Including Korean skewer sets, a dazzling new Indian restaurant and erstwhile favorites.
1/11 ● TimeOut
tap to see next page
A kosher diner in the East Village serving up tuna melts, pierogies, kasha varnishkes and borscht.
A jubilant Chinese restaurant with book-length menus and brightly colored cocktails.
Photo: Photograph: Ali Garber.
Congee's sprawling interior is ideally suited to boisterous nights filled with stories you may have heard before that still elicit sonorous laughter.
Lines accrue fast, but the pretty bar area is a cozy place to wait if you can nab a spot, and the dining areas beyond have plenty of big tables to accommodate groups.
The menu’s almost as large as the space, with several congee varieties and an encyclopedia of Chinese plates.
One of a few spots here that also appeared on our best restaurants of 2020 roundup, Kokomo is a Caribbean restaurant from husband and wife team Ria and Kevol Graham.
Photo: Photograph: Courtesy Katrine Moite/Kokomo.
As we wrote at the time, Kokomo’s wood-fired flatbreads, slow braised oxtail and chicken and waffles are all bonafide comfort foods.
The restaurant interior’s warm tones and florid design further set the mood, and we recently named Kokomo NYC's best outdoor dining spot in our Best of the City awards.
What began as a modest cart is now a brick-and-mortar restaurant specializing in arepas and other Colombian bites in Jackson Heights.

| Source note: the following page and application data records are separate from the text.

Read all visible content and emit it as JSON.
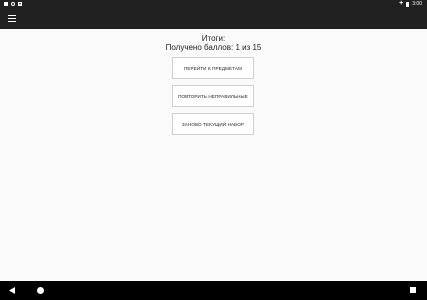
{
  "status_bar": {
    "time": "3:00",
    "left_icons": [
      "notification-square-icon",
      "settings-circle-icon",
      "download-icon"
    ],
    "right_icons": [
      "plus-icon",
      "battery-icon"
    ]
  },
  "app_bar": {
    "menu_icon": "hamburger-menu-icon"
  },
  "results": {
    "title": "Итоги:",
    "score": "Получено баллов: 1 из 15"
  },
  "buttons": {
    "go_to_subjects": "ПЕРЕЙТИ К ПРЕДМЕТАМ",
    "repeat_wrong": "ПОВТОРИТЬ НЕПРАВИЛЬНЫЕ",
    "restart_set": "ЗАНОВО ТЕКУЩИЙ НАБОР"
  },
  "nav_bar": {
    "icons": [
      "back-icon",
      "home-icon",
      "recents-icon"
    ]
  },
  "colors": {
    "bar": "#212121",
    "background": "#fafafa",
    "button_border": "#cfcfcf",
    "nav": "#000000"
  }
}
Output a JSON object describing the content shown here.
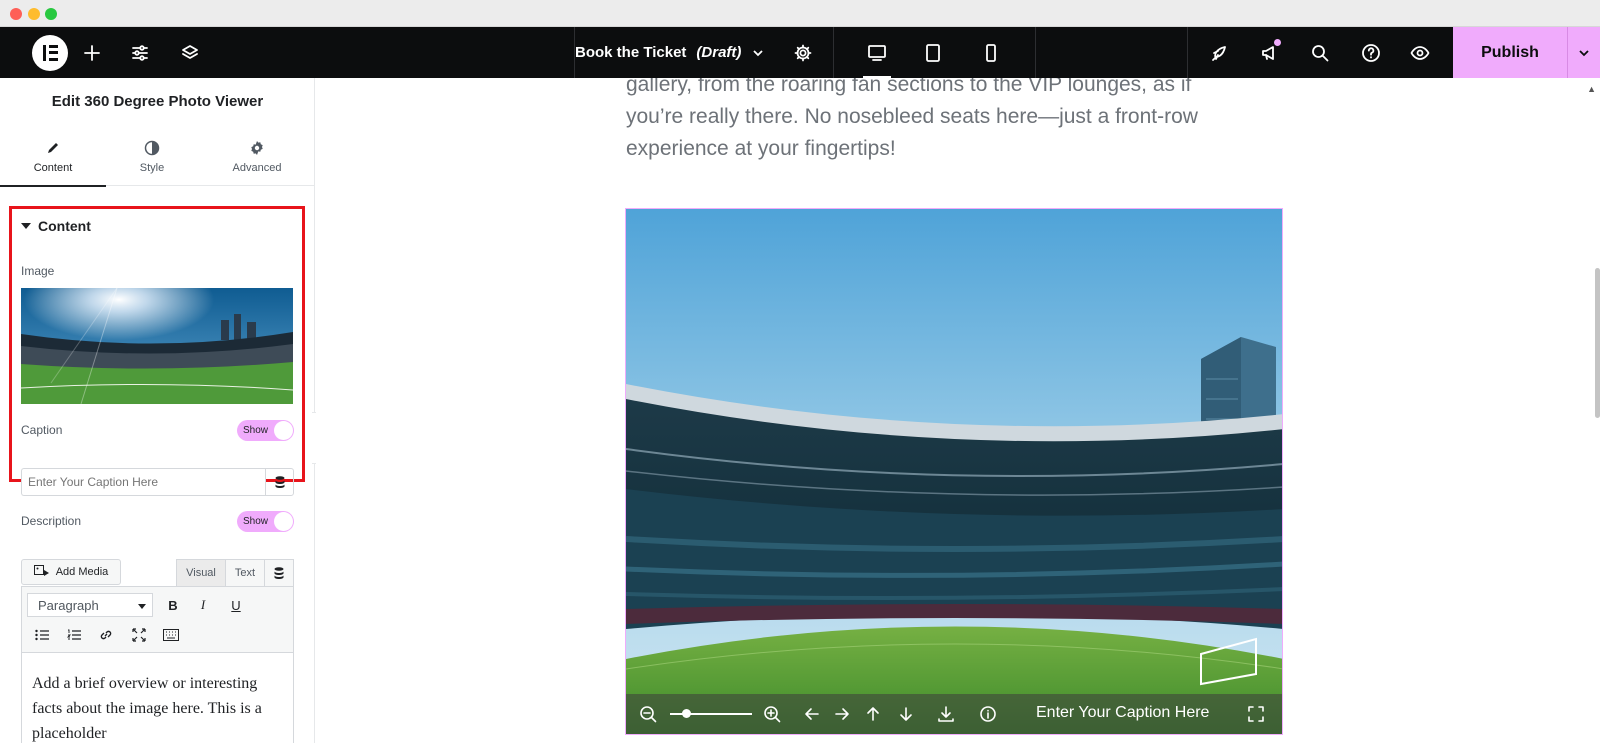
{
  "topbar": {
    "page_title": "Book the Ticket",
    "page_status": "(Draft)",
    "publish_label": "Publish"
  },
  "panel": {
    "title": "Edit 360 Degree Photo Viewer",
    "tabs": [
      {
        "label": "Content",
        "icon": "pencil-icon"
      },
      {
        "label": "Style",
        "icon": "half-circle-icon"
      },
      {
        "label": "Advanced",
        "icon": "gear-icon"
      }
    ],
    "section_label": "Content",
    "image_label": "Image",
    "caption_label": "Caption",
    "caption_toggle": "Show",
    "caption_placeholder": "Enter Your Caption Here",
    "description_label": "Description",
    "description_toggle": "Show",
    "add_media_label": "Add Media",
    "editor_tab_visual": "Visual",
    "editor_tab_text": "Text",
    "format_select": "Paragraph",
    "editor_content": "Add a brief overview or interesting facts about the image here. This is a placeholder"
  },
  "canvas": {
    "body_text": "gallery, from the roaring fan sections to the VIP lounges, as if you’re really there. No nosebleed seats here—just a front-row experience at your fingertips!",
    "viewer_caption": "Enter Your Caption Here"
  },
  "colors": {
    "accent": "#f0abfc",
    "topbar": "#0c0d0e",
    "highlight_box": "#e8141b"
  }
}
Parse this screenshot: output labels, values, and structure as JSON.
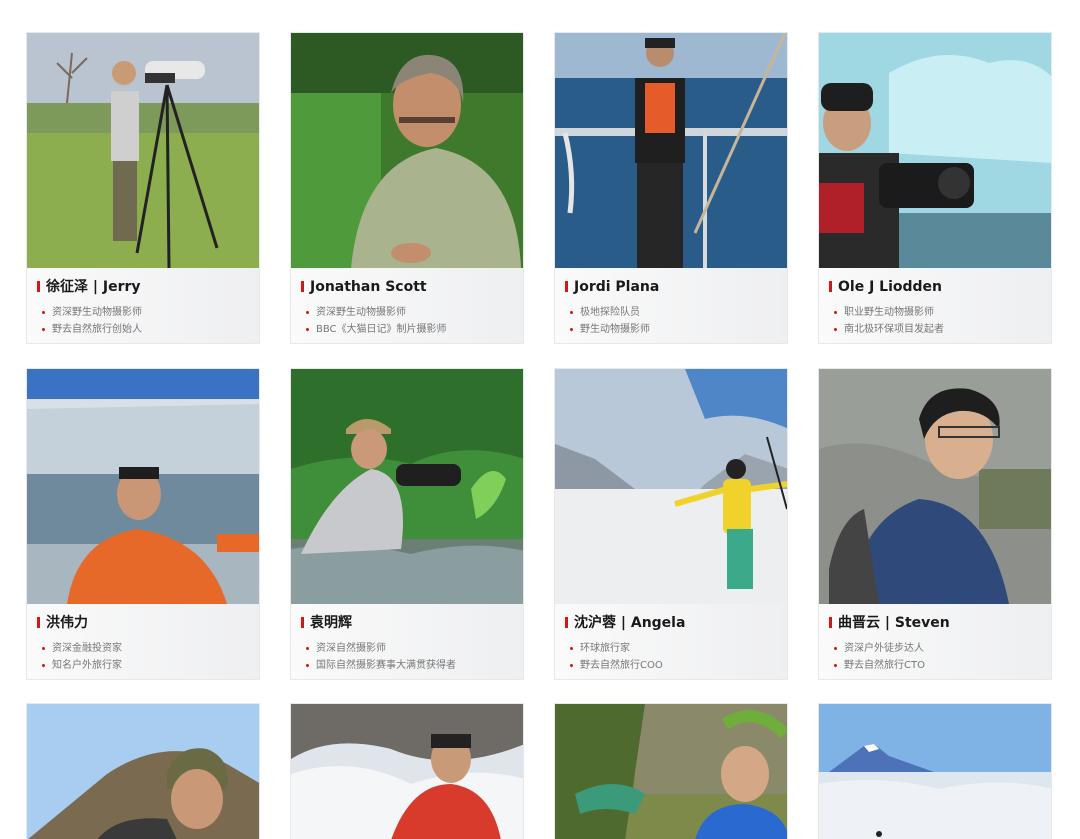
{
  "cards": [
    {
      "name": "徐征泽 | Jerry",
      "lines": [
        "资深野生动物摄影师",
        "野去自然旅行创始人"
      ]
    },
    {
      "name": "Jonathan Scott",
      "lines": [
        "资深野生动物摄影师",
        "BBC《大猫日记》制片摄影师"
      ]
    },
    {
      "name": "Jordi Plana",
      "lines": [
        "极地探险队员",
        "野生动物摄影师"
      ]
    },
    {
      "name": "Ole J Liodden",
      "lines": [
        "职业野生动物摄影师",
        "南北极环保项目发起者"
      ]
    },
    {
      "name": "洪伟力",
      "lines": [
        "资深金融投资家",
        "知名户外旅行家"
      ]
    },
    {
      "name": "袁明辉",
      "lines": [
        "资深自然摄影师",
        "国际自然摄影赛事大满贯获得者"
      ]
    },
    {
      "name": "沈沪蓉 | Angela",
      "lines": [
        "环球旅行家",
        "野去自然旅行COO"
      ]
    },
    {
      "name": "曲晋云 | Steven",
      "lines": [
        "资深户外徒步达人",
        "野去自然旅行CTO"
      ]
    }
  ],
  "colors": {
    "accent": "#d2161c",
    "card_bg": "#eeeff1",
    "text": "#1a1a1a",
    "muted": "#777777"
  }
}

Maria Piedad Cano and her family run the kitchen.
Easy, local-favorite French fare
Photo: Photograph: Virginia Rollison.
Every neighborhood would be lucky to have a restaurant like French Louie, which serves as fine a special occasion spot as any fancy-address destination in the city.
If for example, you happened to be nearby, and it was your birthday, and a sudden blizzard made even local travel inadvisable, you could still drift into French Louie’s dimly honey-hued dining room for a suitable fête.
Its moules frites, duck au poivre and uncommonly generous portion of pȃté are priced decently enough to add to your regular weekend rotation, too.
A choose-your-own seafood spot as close as many of us will get to fishing.
Photo: Photograph: Time Out/Ali Garber.
Dining out and having fun are, shockingly, not always mutually inclusive.
At Astoria Seafood, you’ll peruse and choose from uncooked tuna, octopus, sardines, branzino shellfish, scallops, snapper, fluke and all manner of sea creatures before you tell ‘em how you’d like it cooked.
BYOB and a bubbly, casual environment make this popular spot worth its long lines.
Classic, required eating for NYC pizza devotees.
NYC's undisputed top jerk chicken purveyor.
Photo: Photograph: Courtesy Peppa's Jerk Chicken.
Peppa’s has a wonderfully fragrant goat curry and tender stewed oxtail, but it’s the smoky, perfectly grilled chicken that keeps us coming back.
You can easily pay a bundle for a roast chicken at some NYC restaurants, but we think this one is just as satisfying, if not more, than many of the most expensive birds in town.
An East Asian general store with bites at the counter, Maya Bed-Stuy specializes in novel takes on congee.
A taqueria-style counter where cooks roll masa and slice spit-roasted pork with ease and speed to keep up with demand.
Photo: Photograph: Filip Wolak.
Los Tacos No. 1's lively Chelsea Market location is our favorite of the micro-chain's outposts, which now number five throughout Manhattan.
But we'd visit any one of them for pollo asado tacos, carne asada quesadillas and homemade aguas frescas.
Experience the absolute best things to do in NYC with this epic guide to essential eats, drinks, culture, parks and more